ACTIVITY:
For each line below that includes the string "browser", show the whole line.

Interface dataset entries
Segment Open

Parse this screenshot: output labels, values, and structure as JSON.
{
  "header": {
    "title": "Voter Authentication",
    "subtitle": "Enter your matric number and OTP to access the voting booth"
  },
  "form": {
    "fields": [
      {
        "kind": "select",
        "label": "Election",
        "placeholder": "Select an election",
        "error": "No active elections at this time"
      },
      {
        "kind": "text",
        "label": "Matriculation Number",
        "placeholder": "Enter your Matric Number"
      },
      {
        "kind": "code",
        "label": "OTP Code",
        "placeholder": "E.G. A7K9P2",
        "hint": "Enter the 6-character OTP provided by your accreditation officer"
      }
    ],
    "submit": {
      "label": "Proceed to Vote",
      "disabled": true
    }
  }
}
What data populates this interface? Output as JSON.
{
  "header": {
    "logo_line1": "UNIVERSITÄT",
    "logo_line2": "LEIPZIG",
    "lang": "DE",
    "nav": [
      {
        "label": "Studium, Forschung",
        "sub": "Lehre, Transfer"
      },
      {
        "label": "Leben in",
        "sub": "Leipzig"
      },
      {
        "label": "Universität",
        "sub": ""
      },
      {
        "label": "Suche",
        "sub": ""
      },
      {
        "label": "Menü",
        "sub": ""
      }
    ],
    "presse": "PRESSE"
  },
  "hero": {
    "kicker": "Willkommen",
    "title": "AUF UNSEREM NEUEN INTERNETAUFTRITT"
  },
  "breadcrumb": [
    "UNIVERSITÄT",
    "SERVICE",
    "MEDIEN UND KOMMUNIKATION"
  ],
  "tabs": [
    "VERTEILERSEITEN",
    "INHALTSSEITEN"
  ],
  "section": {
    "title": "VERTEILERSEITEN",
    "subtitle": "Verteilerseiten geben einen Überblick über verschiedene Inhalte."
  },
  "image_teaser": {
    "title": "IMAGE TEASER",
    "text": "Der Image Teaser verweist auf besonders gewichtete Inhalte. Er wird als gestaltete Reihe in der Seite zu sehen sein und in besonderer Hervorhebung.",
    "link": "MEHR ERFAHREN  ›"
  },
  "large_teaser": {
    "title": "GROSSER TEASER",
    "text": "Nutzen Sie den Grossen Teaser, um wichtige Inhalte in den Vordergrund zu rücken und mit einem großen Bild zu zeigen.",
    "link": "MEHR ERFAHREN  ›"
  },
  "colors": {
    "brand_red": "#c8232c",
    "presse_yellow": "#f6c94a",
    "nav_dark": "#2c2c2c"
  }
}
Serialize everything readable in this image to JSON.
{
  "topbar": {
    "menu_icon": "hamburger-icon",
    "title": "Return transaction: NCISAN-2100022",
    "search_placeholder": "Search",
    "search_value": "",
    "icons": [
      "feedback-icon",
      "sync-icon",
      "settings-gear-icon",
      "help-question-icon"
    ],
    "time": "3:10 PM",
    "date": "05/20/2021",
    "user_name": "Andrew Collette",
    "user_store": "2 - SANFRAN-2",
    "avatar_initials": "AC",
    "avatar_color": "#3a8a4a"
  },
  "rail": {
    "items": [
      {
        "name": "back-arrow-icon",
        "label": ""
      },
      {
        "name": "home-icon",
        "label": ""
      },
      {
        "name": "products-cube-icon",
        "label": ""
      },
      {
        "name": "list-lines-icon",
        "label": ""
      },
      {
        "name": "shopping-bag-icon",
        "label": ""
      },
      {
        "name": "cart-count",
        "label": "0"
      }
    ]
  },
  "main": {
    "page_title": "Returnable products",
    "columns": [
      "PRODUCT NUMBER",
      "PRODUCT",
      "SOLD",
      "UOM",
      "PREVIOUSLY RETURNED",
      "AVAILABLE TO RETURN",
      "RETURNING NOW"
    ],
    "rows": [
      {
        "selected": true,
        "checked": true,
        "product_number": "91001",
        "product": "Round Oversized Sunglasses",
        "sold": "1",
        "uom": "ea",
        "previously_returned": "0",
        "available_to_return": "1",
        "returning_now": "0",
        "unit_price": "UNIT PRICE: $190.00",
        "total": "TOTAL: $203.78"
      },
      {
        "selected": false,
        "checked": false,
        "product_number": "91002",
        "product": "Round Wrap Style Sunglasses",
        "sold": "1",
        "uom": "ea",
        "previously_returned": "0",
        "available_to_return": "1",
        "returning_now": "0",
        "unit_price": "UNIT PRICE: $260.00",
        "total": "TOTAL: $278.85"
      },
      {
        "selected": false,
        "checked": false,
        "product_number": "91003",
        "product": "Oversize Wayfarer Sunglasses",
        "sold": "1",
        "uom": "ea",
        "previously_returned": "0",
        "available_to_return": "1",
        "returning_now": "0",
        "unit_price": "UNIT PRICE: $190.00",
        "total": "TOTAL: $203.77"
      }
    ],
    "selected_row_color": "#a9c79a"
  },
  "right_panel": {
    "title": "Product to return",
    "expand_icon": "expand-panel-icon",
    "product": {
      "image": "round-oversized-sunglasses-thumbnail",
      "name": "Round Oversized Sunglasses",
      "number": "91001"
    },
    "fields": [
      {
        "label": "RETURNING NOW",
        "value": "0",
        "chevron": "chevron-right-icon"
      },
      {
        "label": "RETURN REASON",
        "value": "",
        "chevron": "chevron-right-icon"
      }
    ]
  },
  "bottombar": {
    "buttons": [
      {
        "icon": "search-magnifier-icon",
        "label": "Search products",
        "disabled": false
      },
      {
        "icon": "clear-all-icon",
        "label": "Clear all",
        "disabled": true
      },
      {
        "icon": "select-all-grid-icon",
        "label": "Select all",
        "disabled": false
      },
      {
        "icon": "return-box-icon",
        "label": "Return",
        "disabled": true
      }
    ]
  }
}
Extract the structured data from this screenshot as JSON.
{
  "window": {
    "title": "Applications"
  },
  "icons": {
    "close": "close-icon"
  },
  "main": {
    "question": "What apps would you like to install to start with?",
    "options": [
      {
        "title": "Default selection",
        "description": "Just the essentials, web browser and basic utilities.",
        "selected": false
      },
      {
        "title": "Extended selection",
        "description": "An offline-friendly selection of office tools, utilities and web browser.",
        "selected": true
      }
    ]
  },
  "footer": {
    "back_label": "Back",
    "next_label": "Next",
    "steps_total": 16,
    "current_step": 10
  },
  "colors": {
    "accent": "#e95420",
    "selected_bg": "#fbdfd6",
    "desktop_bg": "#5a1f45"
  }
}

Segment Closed

RESPONSE TO THIS EXERCISE:
        "description": "Just the essentials, web browser and basic utilities.",
        "description": "An offline-friendly selection of office tools, utilities and web browser.",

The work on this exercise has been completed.